As some of you may know, I “publish” a monthly e-newsletter. It comprises blog posts I’ve written as well as a column of the more active posts I’ve made on other social media sites — LinkedIn, Google+, Facebook, Twitter, etc.
The social media posts go out every day — at least three each morning. I try to mix up the sources, but one highly useful source has been the Harvard Business Review Blog. It provides excellent leadership posts and up until recently has been available to everyone for free. I believe the value I add to you, my readers, is curation of the articles. I pass along only those I believe will be useful to business leaders. That little service requires, of course, that I read the articles/posts and decide quickly if I’m going to pass them along, bookmark them for my own use, or simply move on to the next post.
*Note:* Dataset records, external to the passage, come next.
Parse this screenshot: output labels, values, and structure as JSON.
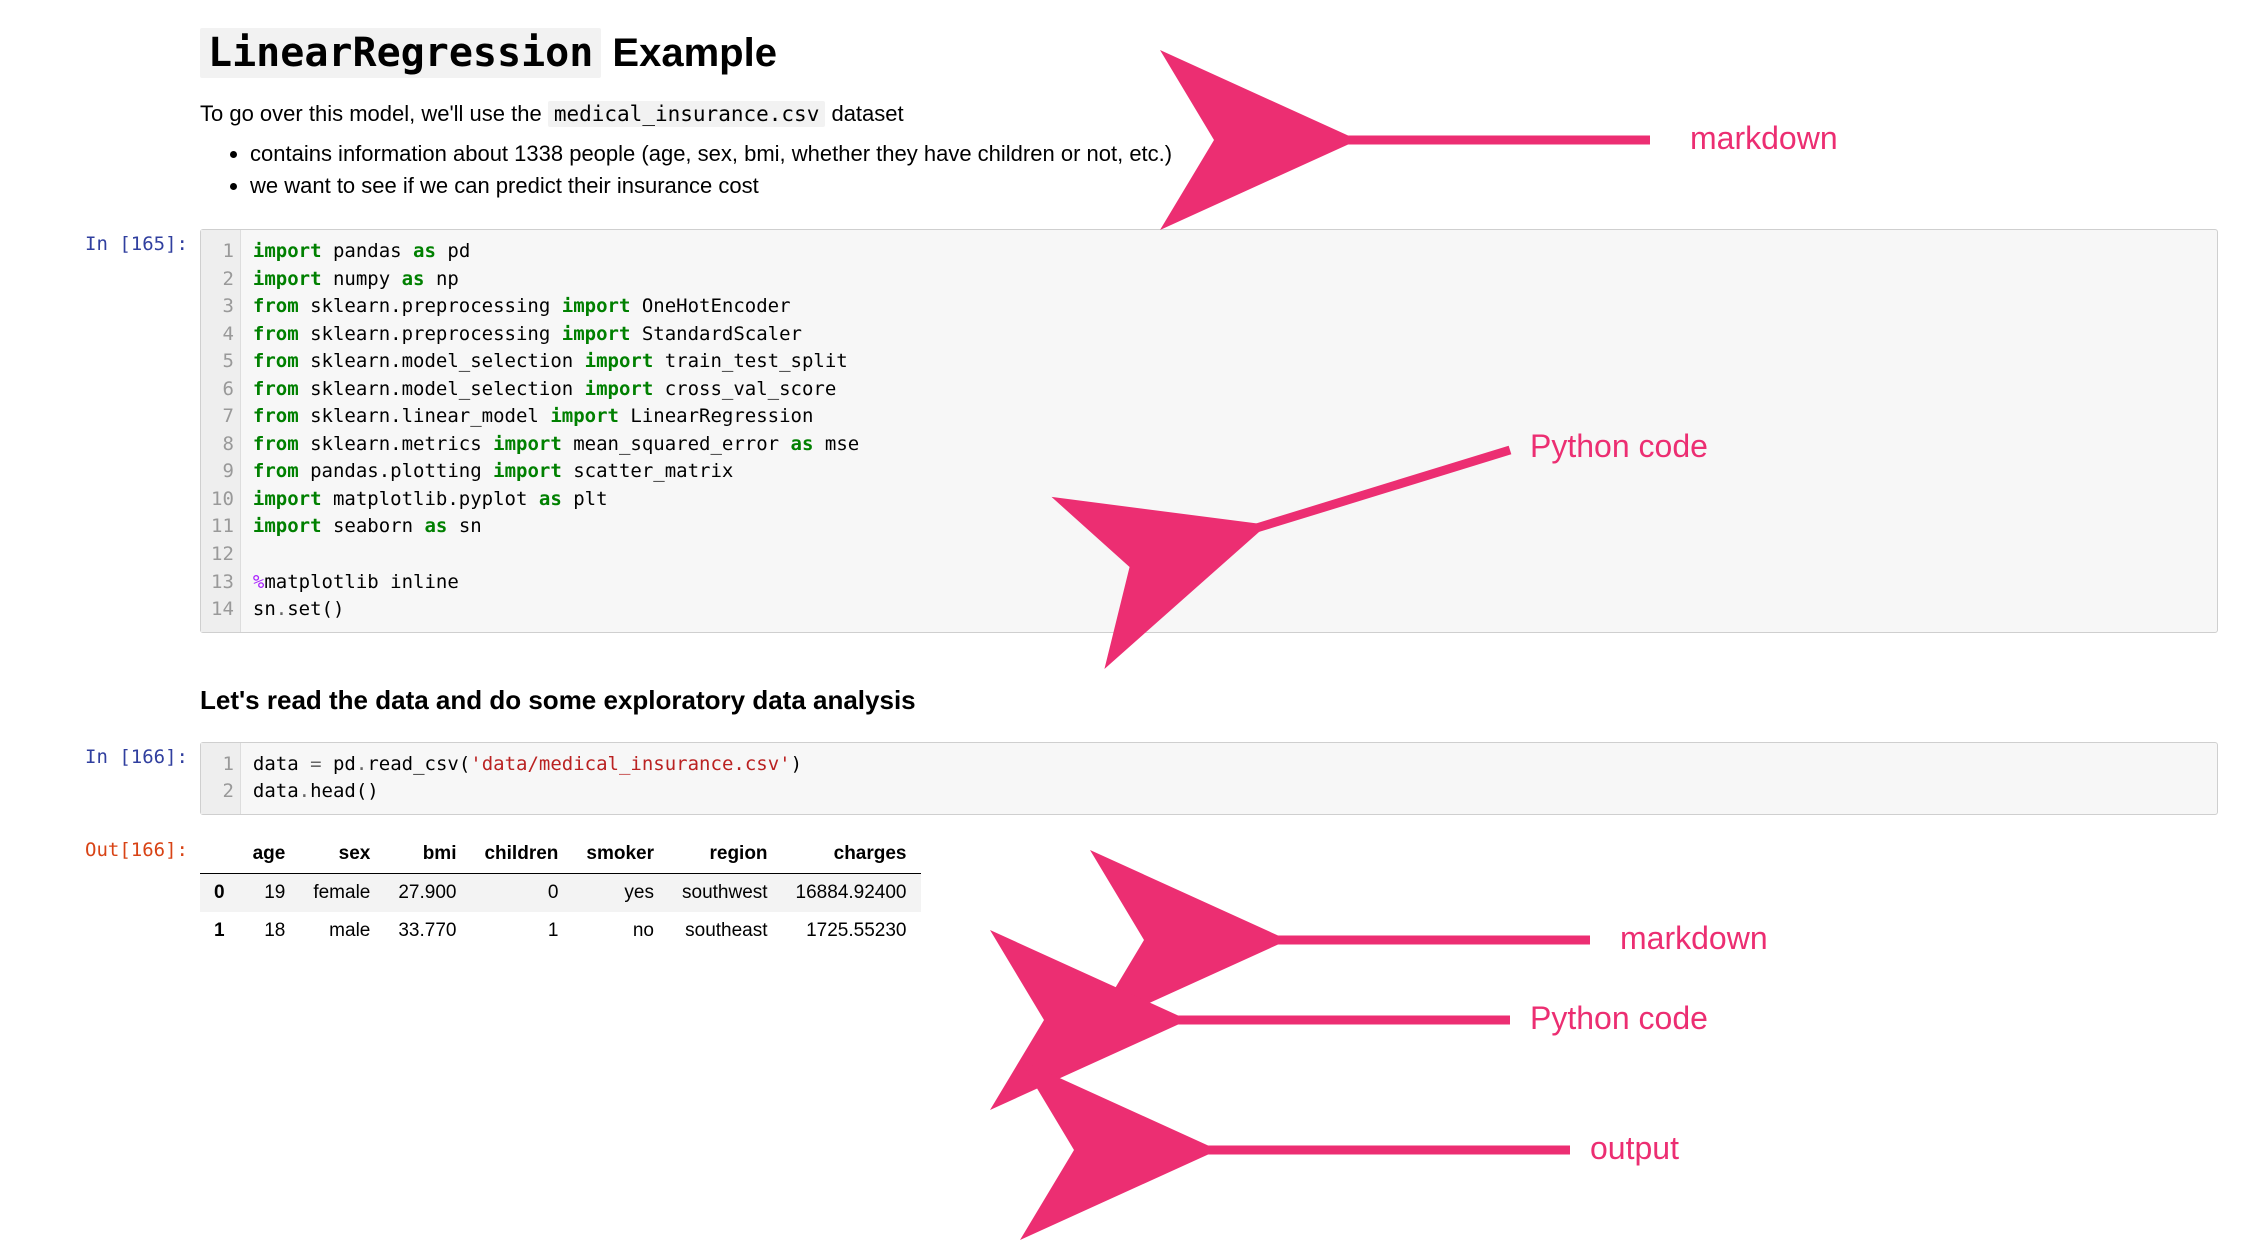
{
  "heading": {
    "code_part": "LinearRegression",
    "rest": " Example"
  },
  "intro": {
    "prefix": "To go over this model, we'll use the ",
    "code": "medical_insurance.csv",
    "suffix": " dataset"
  },
  "bullets": [
    "contains information about 1338 people (age, sex, bmi, whether they have children or not, etc.)",
    "we want to see if we can predict their insurance cost"
  ],
  "cell1": {
    "prompt": "In [165]:",
    "line_numbers": [
      "1",
      "2",
      "3",
      "4",
      "5",
      "6",
      "7",
      "8",
      "9",
      "10",
      "11",
      "12",
      "13",
      "14"
    ],
    "lines": [
      {
        "t": [
          {
            "c": "kw-green",
            "v": "import"
          },
          {
            "v": " pandas "
          },
          {
            "c": "kw-green",
            "v": "as"
          },
          {
            "v": " pd"
          }
        ]
      },
      {
        "t": [
          {
            "c": "kw-green",
            "v": "import"
          },
          {
            "v": " numpy "
          },
          {
            "c": "kw-green",
            "v": "as"
          },
          {
            "v": " np"
          }
        ]
      },
      {
        "t": [
          {
            "c": "kw-green",
            "v": "from"
          },
          {
            "v": " sklearn.preprocessing "
          },
          {
            "c": "kw-green",
            "v": "import"
          },
          {
            "v": " OneHotEncoder"
          }
        ]
      },
      {
        "t": [
          {
            "c": "kw-green",
            "v": "from"
          },
          {
            "v": " sklearn.preprocessing "
          },
          {
            "c": "kw-green",
            "v": "import"
          },
          {
            "v": " StandardScaler"
          }
        ]
      },
      {
        "t": [
          {
            "c": "kw-green",
            "v": "from"
          },
          {
            "v": " sklearn.model_selection "
          },
          {
            "c": "kw-green",
            "v": "import"
          },
          {
            "v": " train_test_split"
          }
        ]
      },
      {
        "t": [
          {
            "c": "kw-green",
            "v": "from"
          },
          {
            "v": " sklearn.model_selection "
          },
          {
            "c": "kw-green",
            "v": "import"
          },
          {
            "v": " cross_val_score"
          }
        ]
      },
      {
        "t": [
          {
            "c": "kw-green",
            "v": "from"
          },
          {
            "v": " sklearn.linear_model "
          },
          {
            "c": "kw-green",
            "v": "import"
          },
          {
            "v": " LinearRegression"
          }
        ]
      },
      {
        "t": [
          {
            "c": "kw-green",
            "v": "from"
          },
          {
            "v": " sklearn.metrics "
          },
          {
            "c": "kw-green",
            "v": "import"
          },
          {
            "v": " mean_squared_error "
          },
          {
            "c": "kw-green",
            "v": "as"
          },
          {
            "v": " mse"
          }
        ]
      },
      {
        "t": [
          {
            "c": "kw-green",
            "v": "from"
          },
          {
            "v": " pandas.plotting "
          },
          {
            "c": "kw-green",
            "v": "import"
          },
          {
            "v": " scatter_matrix"
          }
        ]
      },
      {
        "t": [
          {
            "c": "kw-green",
            "v": "import"
          },
          {
            "v": " matplotlib.pyplot "
          },
          {
            "c": "kw-green",
            "v": "as"
          },
          {
            "v": " plt"
          }
        ]
      },
      {
        "t": [
          {
            "c": "kw-green",
            "v": "import"
          },
          {
            "v": " seaborn "
          },
          {
            "c": "kw-green",
            "v": "as"
          },
          {
            "v": " sn"
          }
        ]
      },
      {
        "t": [
          {
            "v": ""
          }
        ]
      },
      {
        "t": [
          {
            "c": "magic",
            "v": "%"
          },
          {
            "v": "matplotlib inline"
          }
        ]
      },
      {
        "t": [
          {
            "v": "sn"
          },
          {
            "c": "op",
            "v": "."
          },
          {
            "v": "set()"
          }
        ]
      }
    ]
  },
  "subheading": "Let's read the data and do some exploratory data analysis",
  "cell2": {
    "prompt": "In [166]:",
    "line_numbers": [
      "1",
      "2"
    ],
    "lines": [
      {
        "t": [
          {
            "v": "data "
          },
          {
            "c": "op",
            "v": "="
          },
          {
            "v": " pd"
          },
          {
            "c": "op",
            "v": "."
          },
          {
            "v": "read_csv("
          },
          {
            "c": "str",
            "v": "'data/medical_insurance.csv'"
          },
          {
            "v": ")"
          }
        ]
      },
      {
        "t": [
          {
            "v": "data"
          },
          {
            "c": "op",
            "v": "."
          },
          {
            "v": "head()"
          }
        ]
      }
    ]
  },
  "out2": {
    "prompt": "Out[166]:",
    "headers": [
      "",
      "age",
      "sex",
      "bmi",
      "children",
      "smoker",
      "region",
      "charges"
    ],
    "rows": [
      [
        "0",
        "19",
        "female",
        "27.900",
        "0",
        "yes",
        "southwest",
        "16884.92400"
      ],
      [
        "1",
        "18",
        "male",
        "33.770",
        "1",
        "no",
        "southeast",
        "1725.55230"
      ]
    ]
  },
  "annotations": {
    "a1": "markdown",
    "a2": "Python code",
    "a3": "markdown",
    "a4": "Python code",
    "a5": "output"
  }
}
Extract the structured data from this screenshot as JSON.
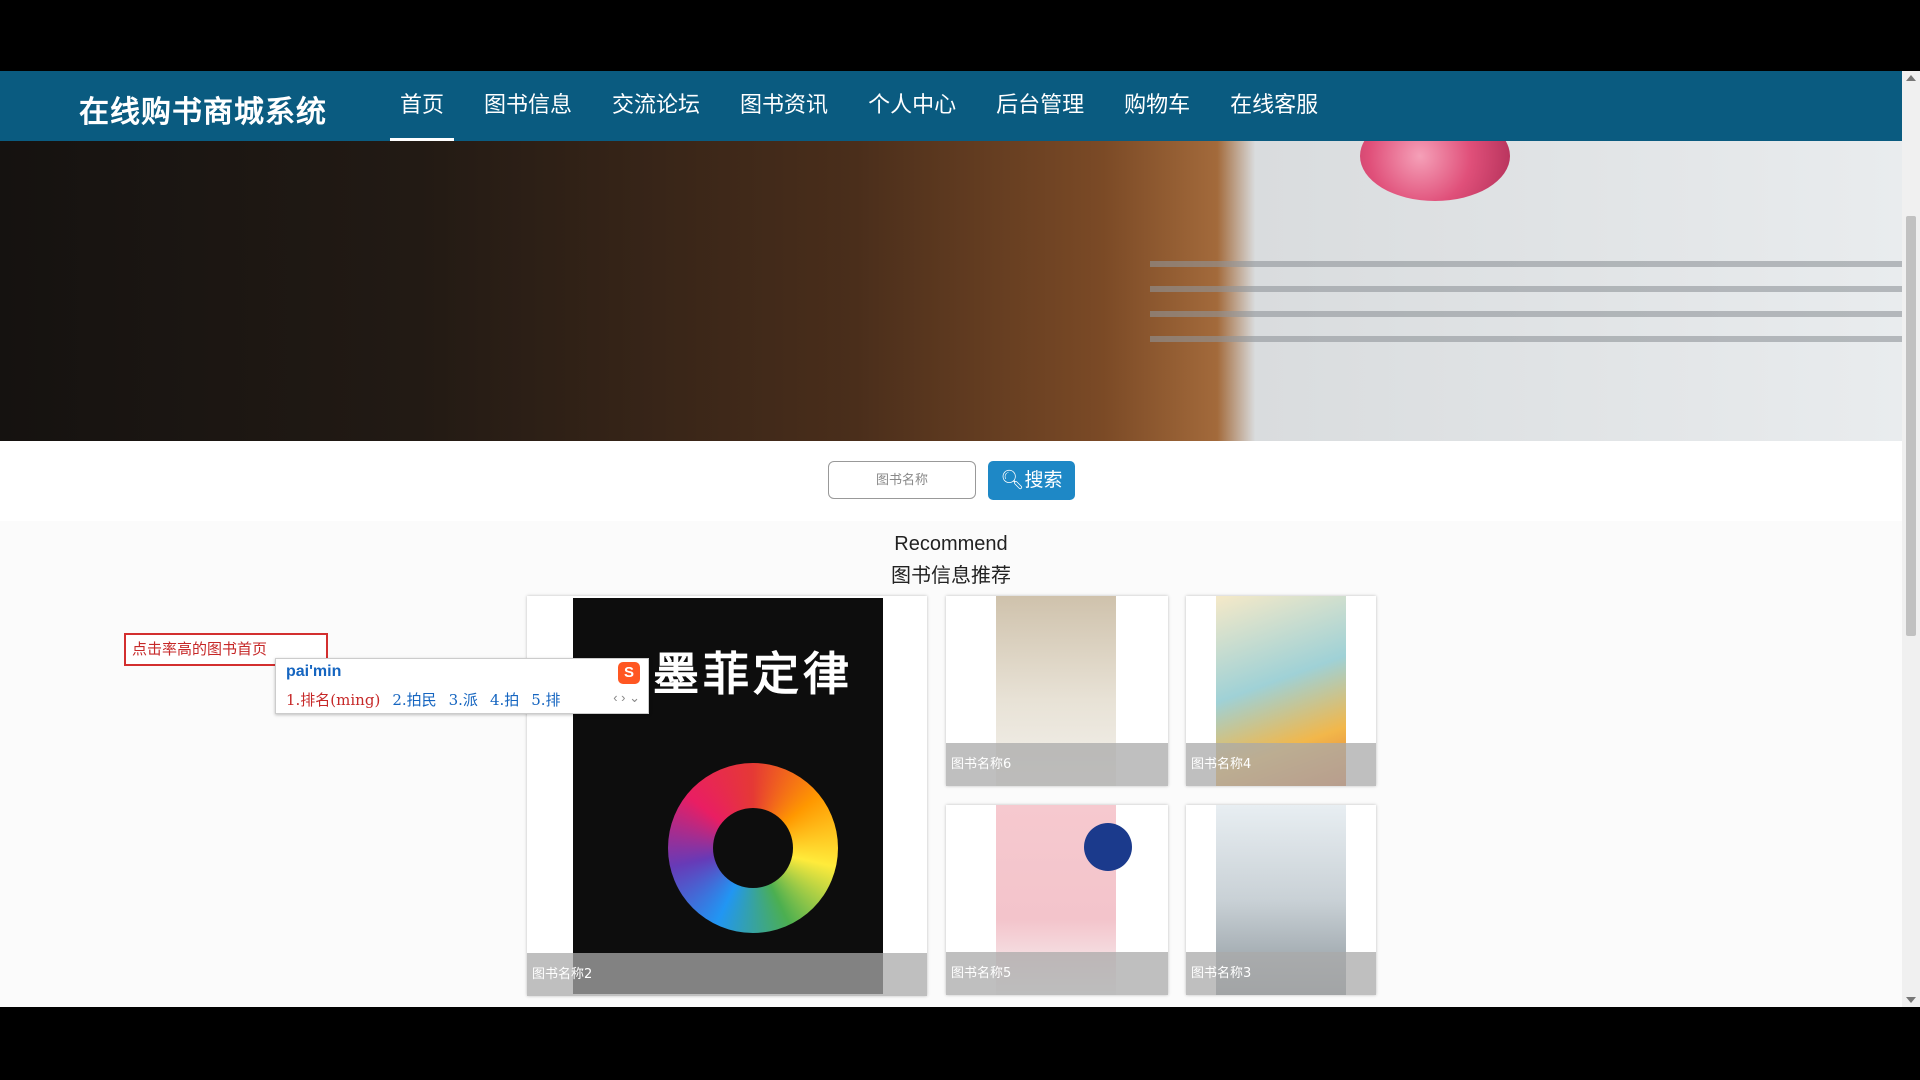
{
  "navbar": {
    "brand": "在线购书商城系统",
    "items": [
      {
        "label": "首页",
        "active": true
      },
      {
        "label": "图书信息"
      },
      {
        "label": "交流论坛"
      },
      {
        "label": "图书资讯"
      },
      {
        "label": "个人中心"
      },
      {
        "label": "后台管理"
      },
      {
        "label": "购物车"
      },
      {
        "label": "在线客服"
      }
    ],
    "accent_color": "#0a5b80"
  },
  "banner": {
    "slides": 3,
    "active_slide": 1
  },
  "search": {
    "placeholder": "图书名称",
    "button_label": "搜索",
    "button_color": "#1e88c6"
  },
  "recommend": {
    "title_en": "Recommend",
    "title_cn": "图书信息推荐",
    "books": [
      {
        "name": "图书名称2",
        "cover_title": "墨菲定律"
      },
      {
        "name": "图书名称6"
      },
      {
        "name": "图书名称4"
      },
      {
        "name": "图书名称5"
      },
      {
        "name": "图书名称3"
      }
    ]
  },
  "ime": {
    "input_text": "点击率高的图书首页",
    "composition": "pai'min",
    "candidates": [
      "1.排名(ming)",
      "2.拍民",
      "3.派",
      "4.拍",
      "5.排"
    ]
  }
}
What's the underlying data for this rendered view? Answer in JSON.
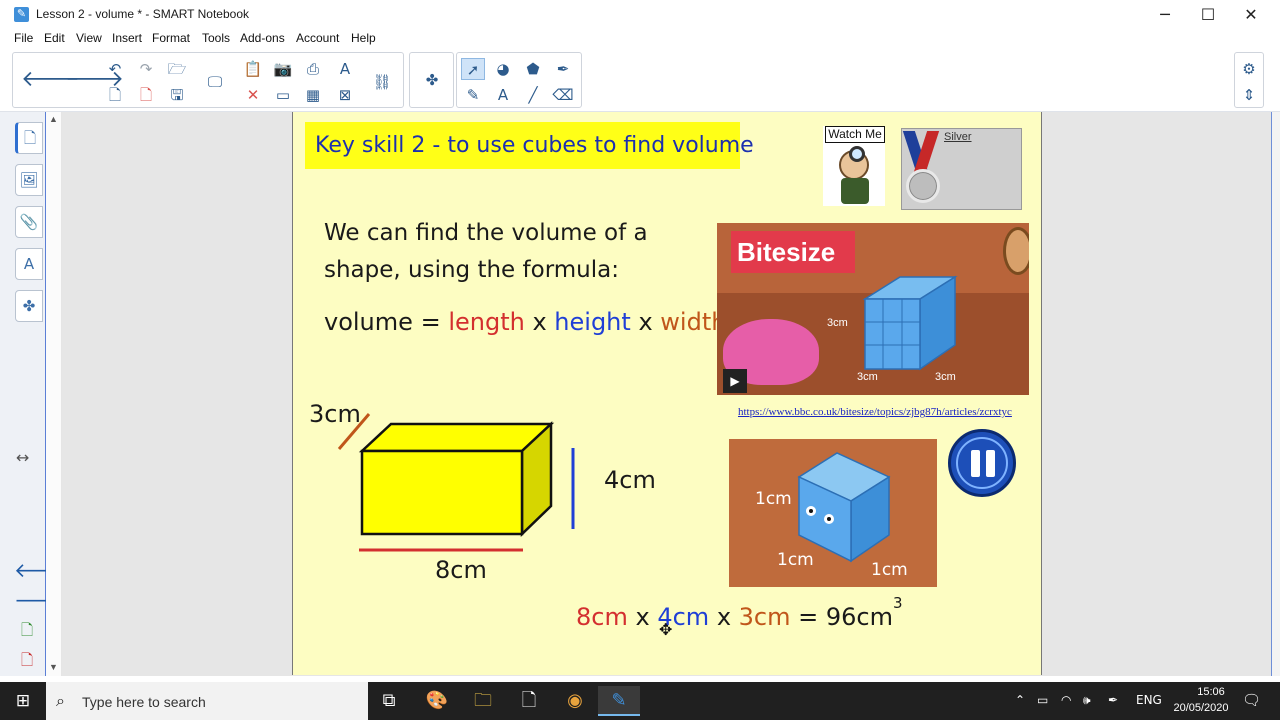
{
  "window": {
    "title": "Lesson 2 - volume * - SMART Notebook",
    "minimize": "─",
    "maximize": "☐",
    "close": "✕"
  },
  "menu": [
    "File",
    "Edit",
    "View",
    "Insert",
    "Format",
    "Tools",
    "Add-ons",
    "Account",
    "Help"
  ],
  "slide": {
    "key_skill": "Key skill 2 - to use cubes to find volume",
    "intro_line1": "We can find the volume of a",
    "intro_line2": "shape, using the formula:",
    "formula": {
      "volume": "volume",
      "eq": "=",
      "length": "length",
      "x1": "x",
      "height": "height",
      "x2": "x",
      "width": "width"
    },
    "cuboid": {
      "depth_label": "3cm",
      "height_label": "4cm",
      "length_label": "8cm",
      "colors": {
        "face": "#ffff00",
        "side": "#d6d600",
        "depth_line": "#c0561a",
        "height_line": "#1f3fd6",
        "length_line": "#d32f2f"
      }
    },
    "answer": {
      "a": "8cm",
      "x1": "x",
      "b": "4cm",
      "x2": "x",
      "c": "3cm",
      "eq": "=",
      "result": "96cm",
      "power": "3"
    },
    "watch_me_label": "Watch Me",
    "medal_label": "Silver",
    "video": {
      "brand": "Bitesize",
      "dim_a": "3cm",
      "dim_b": "3cm",
      "dim_c": "3cm"
    },
    "link": "https://www.bbc.co.uk/bitesize/topics/zjbg87h/articles/zcrxtyc",
    "cube_image": {
      "dim_1": "1cm",
      "dim_2": "1cm",
      "dim_3": "1cm"
    },
    "background": "#fdfdc2"
  },
  "taskbar": {
    "search_placeholder": "Type here to search",
    "language": "ENG",
    "time": "15:06",
    "date": "20/05/2020"
  }
}
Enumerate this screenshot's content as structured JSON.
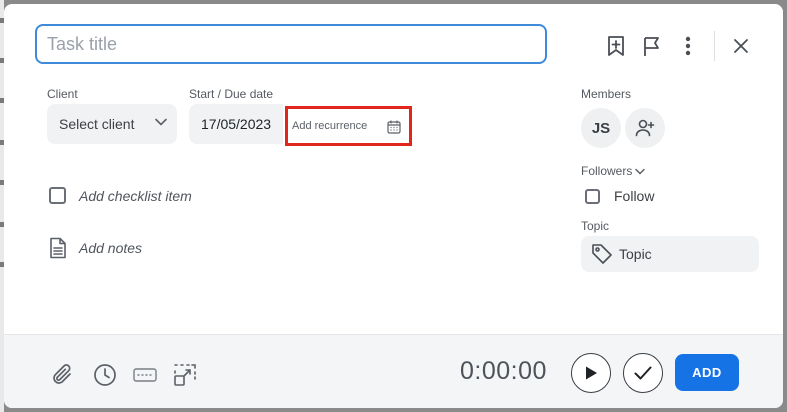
{
  "task": {
    "title_value": "",
    "title_placeholder": "Task title"
  },
  "header_icons": [
    "bookmark-add-icon",
    "flag-icon",
    "more-vertical-icon",
    "close-icon"
  ],
  "client": {
    "label": "Client",
    "value": "Select client"
  },
  "date": {
    "label": "Start / Due date",
    "value": "17/05/2023",
    "recurrence_label": "Add recurrence"
  },
  "checklist": {
    "placeholder": "Add checklist item"
  },
  "notes": {
    "placeholder": "Add notes"
  },
  "members": {
    "label": "Members",
    "avatars": [
      "JS"
    ]
  },
  "followers": {
    "label": "Followers",
    "follow_label": "Follow"
  },
  "topic": {
    "label": "Topic",
    "placeholder": "Topic"
  },
  "footer": {
    "icons": [
      "paperclip-icon",
      "clock-icon",
      "keyboard-icon",
      "focus-icon"
    ],
    "timer": "0:00:00",
    "add_label": "ADD"
  },
  "colors": {
    "accent": "#1673e6",
    "input_focus": "#3d8bd9",
    "highlight": "#e0261d"
  }
}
This just got to be more difficult because HBR has decided to monetize their blog. So now, unless you subscribe, you are allowed only 15 articles each month for free. Of course, I go through fifteen articles in one week trying to find the right ones to pass along to you. And on your end, you have to decide if the articles I’ve curated are worth clicking on and using one of your 15 free articles — or you can pay for a full-up subscription.
Now, I’m not suggesting that losing a place on my weekly postings is going to negatively affect the HBR Blog. Still, is that what they are in business to do? Make money on the blog? Or is it supposed to get their name out and build their brand? At any rate, I may well have to stop using them.
Here’s another change. A different leadership blog I use has been very good in the past about sharing leadership/management ideas that are valuable and have nothing to do with trying to sell a product or service. In the last several months though, the tone has greatly changed and the blog is much more likely to push a product or service in a not so subtle manner. What happened? Did some consultant look at the readership numbers and talk about what a big chance they’re missing? If so, I’d be interested in seeing the new trends. I’m willing to bet readership is going down. I won’t pass along an article that is geared to selling — at least not in this context.
My belief is that your social media presence is to build brand recognition and NOT to generate revenue directly. Don’t worry. If people find the information you provide to be useful and relevant, they will give you higher marks when it comes time to look at purchasing your product or service. They will still shop of course, and you still have to have high quality and a competitive price, but you will be given an advantage because you have been providing real value all along.
As I’ve said so many times before on this blog: if you want to make a sale, stop selling. If you want on-line purchasing, make sure that’s done on your e-commerce site, not on your blog posts. And if your product is articles, as HBR’s is, then leave the commerce part of the business model to the magazine (Harvard Business Review), not on the on-line blog site. I’m just saying . . .